• **EXERCISE PROMPT**: Write each entry down again precisely, skipping nothing.
══ DATA IN THIS EXERCISE ══
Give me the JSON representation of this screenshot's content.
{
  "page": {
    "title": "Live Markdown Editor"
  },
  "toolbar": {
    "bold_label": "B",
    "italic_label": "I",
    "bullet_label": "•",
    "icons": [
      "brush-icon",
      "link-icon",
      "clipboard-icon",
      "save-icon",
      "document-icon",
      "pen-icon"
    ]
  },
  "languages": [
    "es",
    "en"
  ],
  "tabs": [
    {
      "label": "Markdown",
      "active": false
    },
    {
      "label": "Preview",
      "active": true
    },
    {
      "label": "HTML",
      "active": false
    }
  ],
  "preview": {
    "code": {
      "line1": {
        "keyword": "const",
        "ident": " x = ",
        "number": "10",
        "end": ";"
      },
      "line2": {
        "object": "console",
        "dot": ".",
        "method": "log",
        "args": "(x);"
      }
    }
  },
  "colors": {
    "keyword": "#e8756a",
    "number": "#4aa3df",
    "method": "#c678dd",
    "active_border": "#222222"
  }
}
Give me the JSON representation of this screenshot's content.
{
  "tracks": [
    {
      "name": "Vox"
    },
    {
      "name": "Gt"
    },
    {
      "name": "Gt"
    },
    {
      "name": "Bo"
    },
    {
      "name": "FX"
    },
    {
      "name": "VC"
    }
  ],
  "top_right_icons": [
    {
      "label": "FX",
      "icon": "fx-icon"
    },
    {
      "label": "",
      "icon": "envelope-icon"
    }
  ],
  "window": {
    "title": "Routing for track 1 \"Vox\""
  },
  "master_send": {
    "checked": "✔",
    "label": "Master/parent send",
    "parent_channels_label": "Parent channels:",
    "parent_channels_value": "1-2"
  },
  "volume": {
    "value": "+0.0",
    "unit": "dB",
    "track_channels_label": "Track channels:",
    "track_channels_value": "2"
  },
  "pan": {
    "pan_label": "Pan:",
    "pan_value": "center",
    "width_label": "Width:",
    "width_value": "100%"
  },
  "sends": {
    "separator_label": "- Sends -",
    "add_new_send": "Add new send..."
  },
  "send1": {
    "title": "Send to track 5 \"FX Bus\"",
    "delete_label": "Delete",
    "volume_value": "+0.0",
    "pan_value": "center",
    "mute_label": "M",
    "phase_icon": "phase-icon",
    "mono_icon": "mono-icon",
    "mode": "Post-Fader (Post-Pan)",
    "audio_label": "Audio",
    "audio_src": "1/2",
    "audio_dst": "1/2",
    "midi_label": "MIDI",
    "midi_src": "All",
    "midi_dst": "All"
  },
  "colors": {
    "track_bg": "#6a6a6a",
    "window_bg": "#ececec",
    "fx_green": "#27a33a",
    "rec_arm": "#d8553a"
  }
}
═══
• **TASK RESULT**:
Give me the JSON representation of this screenshot's content.
{
  "page": {
    "title": "Live Markdown Editor"
  },
  "toolbar": {
    "bold_label": "B",
    "italic_label": "I",
    "bullet_label": "•",
    "icons": [
      "brush-icon",
      "link-icon",
      "clipboard-icon",
      "save-icon",
      "document-icon",
      "pen-icon"
    ]
  },
  "languages": [
    "es",
    "en"
  ],
  "tabs": [
    {
      "label": "Markdown",
      "active": false
    },
    {
      "label": "Preview",
      "active": true
    },
    {
      "label": "HTML",
      "active": false
    }
  ],
  "preview": {
    "code": {
      "line1": {
        "keyword": "const",
        "ident": " x = ",
        "number": "10",
        "end": ";"
      },
      "line2": {
        "object": "console",
        "dot": ".",
        "method": "log",
        "args": "(x);"
      }
    }
  },
  "colors": {
    "keyword": "#e8756a",
    "number": "#4aa3df",
    "method": "#c678dd",
    "active_border": "#222222"
  }
}
Give me the JSON representation of this screenshot's content.
{
  "tracks": [
    {
      "name": "Vox"
    },
    {
      "name": "Gt"
    },
    {
      "name": "Gt"
    },
    {
      "name": "Bo"
    },
    {
      "name": "FX"
    },
    {
      "name": "VC"
    }
  ],
  "top_right_icons": [
    {
      "label": "FX",
      "icon": "fx-icon"
    },
    {
      "label": "",
      "icon": "envelope-icon"
    }
  ],
  "window": {
    "title": "Routing for track 1 \"Vox\""
  },
  "master_send": {
    "checked": "✔",
    "label": "Master/parent send",
    "parent_channels_label": "Parent channels:",
    "parent_channels_value": "1-2"
  },
  "volume": {
    "value": "+0.0",
    "unit": "dB",
    "track_channels_label": "Track channels:",
    "track_channels_value": "2"
  },
  "pan": {
    "pan_label": "Pan:",
    "pan_value": "center",
    "width_label": "Width:",
    "width_value": "100%"
  },
  "sends": {
    "separator_label": "- Sends -",
    "add_new_send": "Add new send..."
  },
  "send1": {
    "title": "Send to track 5 \"FX Bus\"",
    "delete_label": "Delete",
    "volume_value": "+0.0",
    "pan_value": "center",
    "mute_label": "M",
    "phase_icon": "phase-icon",
    "mono_icon": "mono-icon",
    "mode": "Post-Fader (Post-Pan)",
    "audio_label": "Audio",
    "audio_src": "1/2",
    "audio_dst": "1/2",
    "midi_label": "MIDI",
    "midi_src": "All",
    "midi_dst": "All"
  },
  "colors": {
    "track_bg": "#6a6a6a",
    "window_bg": "#ececec",
    "fx_green": "#27a33a",
    "rec_arm": "#d8553a"
  }
}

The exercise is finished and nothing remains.